“This paper is truly exciting for us,” Tulk said. “Using this process with the addition of oxygen, possibly by the addition of carbon dioxide or water into the reactants, complex carbon structures similar to the kind we suspect throughout early formation of amino acids on Earth may be realized.”
The researchers note that cross-disciplinary expertise in neutron sciences and nanoscience, together with Energy Frontier Research in Extreme Environments (EFree) Center, made the research possible. EFree is a DOE Energy Frontier Research Center.
“One without the other seemed like a one-sided mission. Two aspects of research, structure and functionality, were brought together through the synergetic work. Through joint efforts like this, we continue to help users drive the discovery of new materials and new functionalities,” Ivanov said.
the Department of Energy’s Oak Ridge National Laboratory.
A team led by Olga Ovchinnikova of ORNL’s Center for Nanophase Materials Sciences Division used a helium ion microscope, an atomic-scale “sandblaster,” on a layered ferroelectric surface of a bulk copper indium thiophosphate. The result, detailed in the journal ACS Applied Materials and Interfaces, is a surprising discovery of a material with tailored properties potentially useful for phones, photovoltaics, flexible electronics and screens.
“Our method opens pathways to direct-write and edit circuitry on 2-D material without the complicated current state-of-the-art multi-step lithographic processes,” Ovchinnikova said.
She and colleague Alex Belianinov noted that while the helium ion microscope is typically used to cut and shape matter, they demonstrated that it can also be used to control ferroelectric domain distribution, enhance conductivity and grow nanostructures. Their work could establish a path to replace silicon as the choice for semiconductors in some applications.

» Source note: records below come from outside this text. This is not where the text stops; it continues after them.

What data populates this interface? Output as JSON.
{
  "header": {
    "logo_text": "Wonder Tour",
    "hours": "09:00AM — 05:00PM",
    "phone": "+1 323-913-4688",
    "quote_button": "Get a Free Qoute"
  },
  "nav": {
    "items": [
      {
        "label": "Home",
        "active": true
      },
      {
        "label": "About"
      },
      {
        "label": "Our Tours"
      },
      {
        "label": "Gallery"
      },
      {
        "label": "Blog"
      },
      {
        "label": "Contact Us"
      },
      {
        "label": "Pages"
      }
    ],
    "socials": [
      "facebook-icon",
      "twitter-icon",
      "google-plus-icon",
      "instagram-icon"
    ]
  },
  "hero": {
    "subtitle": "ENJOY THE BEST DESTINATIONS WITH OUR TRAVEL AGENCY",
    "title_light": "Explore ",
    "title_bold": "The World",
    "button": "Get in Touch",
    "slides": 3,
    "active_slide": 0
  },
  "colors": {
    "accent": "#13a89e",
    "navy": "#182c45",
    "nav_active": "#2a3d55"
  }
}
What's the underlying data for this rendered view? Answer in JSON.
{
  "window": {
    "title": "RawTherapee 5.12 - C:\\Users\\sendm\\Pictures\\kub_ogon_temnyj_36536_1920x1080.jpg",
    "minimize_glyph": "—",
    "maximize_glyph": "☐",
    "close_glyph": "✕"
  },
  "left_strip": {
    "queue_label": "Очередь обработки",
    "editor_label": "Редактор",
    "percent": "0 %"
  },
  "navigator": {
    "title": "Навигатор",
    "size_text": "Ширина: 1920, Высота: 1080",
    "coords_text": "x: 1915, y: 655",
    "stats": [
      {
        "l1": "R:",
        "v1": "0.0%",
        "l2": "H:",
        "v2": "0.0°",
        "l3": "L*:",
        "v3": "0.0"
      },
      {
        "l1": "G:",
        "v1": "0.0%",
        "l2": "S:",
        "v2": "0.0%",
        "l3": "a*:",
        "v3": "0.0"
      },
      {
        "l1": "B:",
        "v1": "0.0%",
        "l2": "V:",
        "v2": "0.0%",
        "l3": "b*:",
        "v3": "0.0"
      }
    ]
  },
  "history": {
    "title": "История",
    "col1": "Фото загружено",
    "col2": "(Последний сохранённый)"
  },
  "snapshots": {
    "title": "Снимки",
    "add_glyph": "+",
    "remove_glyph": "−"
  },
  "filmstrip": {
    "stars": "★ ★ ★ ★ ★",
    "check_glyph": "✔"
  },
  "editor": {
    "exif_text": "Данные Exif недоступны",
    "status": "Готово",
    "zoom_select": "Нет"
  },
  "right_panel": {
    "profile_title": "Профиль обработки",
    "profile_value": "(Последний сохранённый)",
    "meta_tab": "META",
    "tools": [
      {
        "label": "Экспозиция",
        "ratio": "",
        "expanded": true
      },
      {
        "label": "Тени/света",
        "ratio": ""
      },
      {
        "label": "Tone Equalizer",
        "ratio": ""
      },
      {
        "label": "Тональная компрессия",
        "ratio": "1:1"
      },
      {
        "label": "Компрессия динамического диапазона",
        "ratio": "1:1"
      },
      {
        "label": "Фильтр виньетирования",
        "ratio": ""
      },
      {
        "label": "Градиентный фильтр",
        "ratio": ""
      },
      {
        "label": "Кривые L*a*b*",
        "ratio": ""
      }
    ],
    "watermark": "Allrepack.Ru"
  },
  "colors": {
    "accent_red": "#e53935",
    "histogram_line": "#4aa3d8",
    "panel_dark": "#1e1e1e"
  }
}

“Everyone is looking for the next material – the thing that will replace silicon for transistors,” said Belianinov, the lead author. “2-D devices stand out as having low power consumption and being easier and less expensive to fabricate without requiring harsh chemicals that are potentially harmful to the environment.”
Reducing power consumption by using 2-D-based devices could be as significant as improving battery performance. “Imagine having a phone that you don’t have to recharge but once a month,” Ovchinnikova said.